Website and app data records
_ _ _
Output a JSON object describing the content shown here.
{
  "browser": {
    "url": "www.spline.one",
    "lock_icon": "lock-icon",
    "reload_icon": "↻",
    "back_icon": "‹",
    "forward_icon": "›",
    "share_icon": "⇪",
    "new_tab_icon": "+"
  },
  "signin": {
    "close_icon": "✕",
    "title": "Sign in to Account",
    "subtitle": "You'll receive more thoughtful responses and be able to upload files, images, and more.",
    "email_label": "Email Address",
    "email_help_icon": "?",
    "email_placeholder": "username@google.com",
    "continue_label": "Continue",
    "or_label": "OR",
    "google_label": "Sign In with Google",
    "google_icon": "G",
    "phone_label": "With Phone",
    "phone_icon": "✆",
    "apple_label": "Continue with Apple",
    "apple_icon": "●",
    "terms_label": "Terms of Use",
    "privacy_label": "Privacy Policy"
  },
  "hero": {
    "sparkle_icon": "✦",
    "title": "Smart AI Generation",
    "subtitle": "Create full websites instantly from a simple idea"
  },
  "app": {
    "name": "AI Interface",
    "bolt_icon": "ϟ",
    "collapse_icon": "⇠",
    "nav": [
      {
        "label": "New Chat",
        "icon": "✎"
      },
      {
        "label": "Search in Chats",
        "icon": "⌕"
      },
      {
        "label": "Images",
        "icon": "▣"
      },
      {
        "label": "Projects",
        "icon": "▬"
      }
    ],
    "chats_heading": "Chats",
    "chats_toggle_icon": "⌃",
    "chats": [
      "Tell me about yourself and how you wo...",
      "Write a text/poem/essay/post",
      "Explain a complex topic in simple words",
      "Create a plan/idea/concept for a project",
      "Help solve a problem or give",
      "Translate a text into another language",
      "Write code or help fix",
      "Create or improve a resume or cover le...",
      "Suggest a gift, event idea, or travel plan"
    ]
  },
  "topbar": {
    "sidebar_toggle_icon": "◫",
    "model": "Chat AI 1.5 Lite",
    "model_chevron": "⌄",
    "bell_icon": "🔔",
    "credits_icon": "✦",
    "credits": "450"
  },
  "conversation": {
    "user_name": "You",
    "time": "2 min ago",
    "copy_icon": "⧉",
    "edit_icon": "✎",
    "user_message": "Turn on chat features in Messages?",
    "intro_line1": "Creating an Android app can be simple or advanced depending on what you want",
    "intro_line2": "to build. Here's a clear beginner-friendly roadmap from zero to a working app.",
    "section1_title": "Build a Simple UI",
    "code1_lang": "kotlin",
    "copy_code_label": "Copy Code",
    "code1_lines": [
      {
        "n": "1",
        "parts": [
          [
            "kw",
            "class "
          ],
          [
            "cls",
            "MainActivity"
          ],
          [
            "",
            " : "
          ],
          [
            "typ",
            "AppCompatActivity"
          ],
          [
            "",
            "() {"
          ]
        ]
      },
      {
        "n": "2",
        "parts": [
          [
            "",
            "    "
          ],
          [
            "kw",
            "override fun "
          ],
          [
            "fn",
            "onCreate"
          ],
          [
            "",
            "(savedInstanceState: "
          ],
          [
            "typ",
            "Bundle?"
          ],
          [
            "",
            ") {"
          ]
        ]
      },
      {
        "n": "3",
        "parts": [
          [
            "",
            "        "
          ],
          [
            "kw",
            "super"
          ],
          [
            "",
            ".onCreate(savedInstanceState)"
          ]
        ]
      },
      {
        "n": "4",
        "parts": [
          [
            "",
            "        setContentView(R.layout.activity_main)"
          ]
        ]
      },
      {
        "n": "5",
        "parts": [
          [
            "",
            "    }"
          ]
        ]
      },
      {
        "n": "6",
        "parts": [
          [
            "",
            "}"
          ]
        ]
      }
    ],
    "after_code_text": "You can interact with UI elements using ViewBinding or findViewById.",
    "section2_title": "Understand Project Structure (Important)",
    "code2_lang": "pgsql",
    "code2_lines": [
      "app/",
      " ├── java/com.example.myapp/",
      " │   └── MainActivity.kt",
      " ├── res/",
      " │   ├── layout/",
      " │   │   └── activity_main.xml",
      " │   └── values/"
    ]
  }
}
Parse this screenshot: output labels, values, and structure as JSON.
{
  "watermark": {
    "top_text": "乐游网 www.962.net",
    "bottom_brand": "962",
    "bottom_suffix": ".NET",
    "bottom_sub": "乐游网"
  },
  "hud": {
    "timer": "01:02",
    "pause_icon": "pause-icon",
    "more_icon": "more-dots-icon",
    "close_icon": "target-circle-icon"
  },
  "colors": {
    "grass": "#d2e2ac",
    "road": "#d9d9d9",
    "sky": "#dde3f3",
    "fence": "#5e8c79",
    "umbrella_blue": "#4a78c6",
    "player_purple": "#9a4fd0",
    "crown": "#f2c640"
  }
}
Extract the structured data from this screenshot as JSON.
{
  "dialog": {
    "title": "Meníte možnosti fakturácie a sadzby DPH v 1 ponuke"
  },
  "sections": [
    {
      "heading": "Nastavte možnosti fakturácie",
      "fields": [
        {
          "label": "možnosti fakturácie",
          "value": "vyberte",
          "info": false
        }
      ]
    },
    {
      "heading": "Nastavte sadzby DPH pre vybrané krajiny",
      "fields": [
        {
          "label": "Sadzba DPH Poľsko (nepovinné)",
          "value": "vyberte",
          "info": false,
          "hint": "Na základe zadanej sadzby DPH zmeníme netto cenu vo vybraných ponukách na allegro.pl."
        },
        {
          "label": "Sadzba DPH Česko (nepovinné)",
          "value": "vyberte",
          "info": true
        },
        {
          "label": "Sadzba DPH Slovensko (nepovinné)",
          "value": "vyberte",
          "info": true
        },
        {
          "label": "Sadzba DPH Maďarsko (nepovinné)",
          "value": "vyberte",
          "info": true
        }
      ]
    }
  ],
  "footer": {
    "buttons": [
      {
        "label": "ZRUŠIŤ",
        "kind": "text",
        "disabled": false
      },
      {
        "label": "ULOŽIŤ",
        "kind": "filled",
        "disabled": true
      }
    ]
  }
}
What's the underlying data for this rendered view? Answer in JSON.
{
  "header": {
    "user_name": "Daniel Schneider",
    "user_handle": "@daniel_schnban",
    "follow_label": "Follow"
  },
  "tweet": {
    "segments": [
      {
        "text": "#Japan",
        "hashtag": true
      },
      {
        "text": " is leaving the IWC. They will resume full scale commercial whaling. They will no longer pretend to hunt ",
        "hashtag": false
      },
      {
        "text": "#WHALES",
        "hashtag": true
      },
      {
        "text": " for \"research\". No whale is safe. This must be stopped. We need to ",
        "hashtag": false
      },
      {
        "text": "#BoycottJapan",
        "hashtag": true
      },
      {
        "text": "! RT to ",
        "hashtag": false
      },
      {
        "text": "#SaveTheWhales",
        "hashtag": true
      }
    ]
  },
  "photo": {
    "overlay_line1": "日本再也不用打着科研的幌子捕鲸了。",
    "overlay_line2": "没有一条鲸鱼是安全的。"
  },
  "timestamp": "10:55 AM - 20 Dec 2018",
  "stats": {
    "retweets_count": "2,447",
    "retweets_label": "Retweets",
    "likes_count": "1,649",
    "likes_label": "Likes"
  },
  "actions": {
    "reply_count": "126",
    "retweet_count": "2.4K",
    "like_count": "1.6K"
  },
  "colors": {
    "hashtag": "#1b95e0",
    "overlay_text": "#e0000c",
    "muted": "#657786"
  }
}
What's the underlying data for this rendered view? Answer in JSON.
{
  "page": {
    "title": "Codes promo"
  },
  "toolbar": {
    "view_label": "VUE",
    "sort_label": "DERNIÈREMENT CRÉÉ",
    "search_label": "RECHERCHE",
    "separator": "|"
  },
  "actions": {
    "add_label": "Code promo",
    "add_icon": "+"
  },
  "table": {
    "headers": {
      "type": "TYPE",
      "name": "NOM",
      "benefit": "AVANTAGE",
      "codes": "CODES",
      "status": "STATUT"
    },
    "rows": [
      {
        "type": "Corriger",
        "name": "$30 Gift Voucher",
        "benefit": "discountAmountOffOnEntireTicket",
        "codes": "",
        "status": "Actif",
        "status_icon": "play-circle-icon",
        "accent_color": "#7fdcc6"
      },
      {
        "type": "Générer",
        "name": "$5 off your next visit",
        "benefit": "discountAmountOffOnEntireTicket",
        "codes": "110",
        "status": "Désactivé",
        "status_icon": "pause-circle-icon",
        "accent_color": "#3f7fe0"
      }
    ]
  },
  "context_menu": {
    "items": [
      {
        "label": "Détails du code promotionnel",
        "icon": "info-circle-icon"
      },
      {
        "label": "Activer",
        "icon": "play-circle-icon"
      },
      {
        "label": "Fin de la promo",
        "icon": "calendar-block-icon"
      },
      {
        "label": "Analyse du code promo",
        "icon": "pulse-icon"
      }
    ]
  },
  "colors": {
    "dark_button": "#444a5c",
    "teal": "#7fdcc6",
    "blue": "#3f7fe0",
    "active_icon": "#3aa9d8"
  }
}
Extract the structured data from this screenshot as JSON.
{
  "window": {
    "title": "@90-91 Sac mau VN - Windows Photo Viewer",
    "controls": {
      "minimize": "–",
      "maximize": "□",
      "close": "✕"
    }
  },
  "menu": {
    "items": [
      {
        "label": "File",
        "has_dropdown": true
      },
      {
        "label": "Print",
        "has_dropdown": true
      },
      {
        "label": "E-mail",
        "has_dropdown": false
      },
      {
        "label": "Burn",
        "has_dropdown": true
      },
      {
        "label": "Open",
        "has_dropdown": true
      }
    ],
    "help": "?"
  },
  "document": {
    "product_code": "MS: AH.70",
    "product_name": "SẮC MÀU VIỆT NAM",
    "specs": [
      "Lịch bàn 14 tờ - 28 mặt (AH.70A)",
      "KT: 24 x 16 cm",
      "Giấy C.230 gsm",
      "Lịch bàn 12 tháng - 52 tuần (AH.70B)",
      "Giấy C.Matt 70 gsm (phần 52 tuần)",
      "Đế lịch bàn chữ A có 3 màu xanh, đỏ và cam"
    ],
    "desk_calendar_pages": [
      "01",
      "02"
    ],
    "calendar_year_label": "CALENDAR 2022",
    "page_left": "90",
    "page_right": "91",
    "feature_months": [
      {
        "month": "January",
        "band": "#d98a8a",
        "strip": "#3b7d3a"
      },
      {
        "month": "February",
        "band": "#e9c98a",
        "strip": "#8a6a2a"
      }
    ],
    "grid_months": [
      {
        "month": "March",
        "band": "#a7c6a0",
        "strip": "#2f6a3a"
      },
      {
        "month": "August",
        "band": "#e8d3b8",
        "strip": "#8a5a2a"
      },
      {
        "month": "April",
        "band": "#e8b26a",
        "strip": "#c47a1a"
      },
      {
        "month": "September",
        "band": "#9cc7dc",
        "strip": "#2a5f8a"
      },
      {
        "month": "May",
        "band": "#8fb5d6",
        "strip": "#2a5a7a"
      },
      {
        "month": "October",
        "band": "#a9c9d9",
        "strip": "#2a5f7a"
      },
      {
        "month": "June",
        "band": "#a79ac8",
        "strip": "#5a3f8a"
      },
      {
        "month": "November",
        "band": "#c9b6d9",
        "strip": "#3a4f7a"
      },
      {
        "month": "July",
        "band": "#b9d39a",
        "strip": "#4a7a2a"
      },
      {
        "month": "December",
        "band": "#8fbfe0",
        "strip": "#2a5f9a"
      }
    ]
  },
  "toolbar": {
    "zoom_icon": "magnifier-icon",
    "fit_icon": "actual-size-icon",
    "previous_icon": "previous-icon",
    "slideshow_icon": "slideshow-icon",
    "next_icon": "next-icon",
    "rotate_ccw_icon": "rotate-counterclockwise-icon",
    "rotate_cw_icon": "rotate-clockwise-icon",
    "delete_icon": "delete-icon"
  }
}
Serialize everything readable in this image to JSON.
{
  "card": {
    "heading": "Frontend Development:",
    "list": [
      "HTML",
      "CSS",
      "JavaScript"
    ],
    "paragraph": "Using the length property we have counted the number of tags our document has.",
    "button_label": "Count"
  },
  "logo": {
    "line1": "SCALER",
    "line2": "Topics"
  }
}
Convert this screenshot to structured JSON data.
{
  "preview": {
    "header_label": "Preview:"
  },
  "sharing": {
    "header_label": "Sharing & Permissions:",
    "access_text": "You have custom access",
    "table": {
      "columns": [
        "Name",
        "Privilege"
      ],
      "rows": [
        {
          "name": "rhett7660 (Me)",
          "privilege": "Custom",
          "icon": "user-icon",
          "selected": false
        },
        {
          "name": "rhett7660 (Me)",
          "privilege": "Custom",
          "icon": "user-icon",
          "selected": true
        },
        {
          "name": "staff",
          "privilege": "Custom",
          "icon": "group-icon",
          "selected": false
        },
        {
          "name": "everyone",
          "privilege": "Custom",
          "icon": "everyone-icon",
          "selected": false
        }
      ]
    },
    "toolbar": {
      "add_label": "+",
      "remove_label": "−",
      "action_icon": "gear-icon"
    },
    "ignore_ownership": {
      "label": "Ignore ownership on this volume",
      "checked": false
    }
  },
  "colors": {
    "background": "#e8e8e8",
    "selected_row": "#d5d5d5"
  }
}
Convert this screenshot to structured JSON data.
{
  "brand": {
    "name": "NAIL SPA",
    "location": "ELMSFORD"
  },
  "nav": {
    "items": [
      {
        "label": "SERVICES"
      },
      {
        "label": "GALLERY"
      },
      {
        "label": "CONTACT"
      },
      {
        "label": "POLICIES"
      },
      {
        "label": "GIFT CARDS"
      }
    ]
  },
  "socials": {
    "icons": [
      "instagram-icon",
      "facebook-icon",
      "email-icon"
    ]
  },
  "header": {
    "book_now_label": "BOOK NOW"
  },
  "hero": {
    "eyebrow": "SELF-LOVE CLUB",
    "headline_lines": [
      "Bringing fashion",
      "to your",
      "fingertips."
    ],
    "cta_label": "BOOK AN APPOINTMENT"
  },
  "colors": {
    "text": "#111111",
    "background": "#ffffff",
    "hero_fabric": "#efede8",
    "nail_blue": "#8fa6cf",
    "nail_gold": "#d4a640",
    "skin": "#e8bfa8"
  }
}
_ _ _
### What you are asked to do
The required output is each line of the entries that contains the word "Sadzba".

### Solution to this problem
          "label": "Sadzba DPH Poľsko (nepovinné)",
          "label": "Sadzba DPH Česko (nepovinné)",
          "label": "Sadzba DPH Slovensko (nepovinné)",
          "label": "Sadzba DPH Maďarsko (nepovinné)",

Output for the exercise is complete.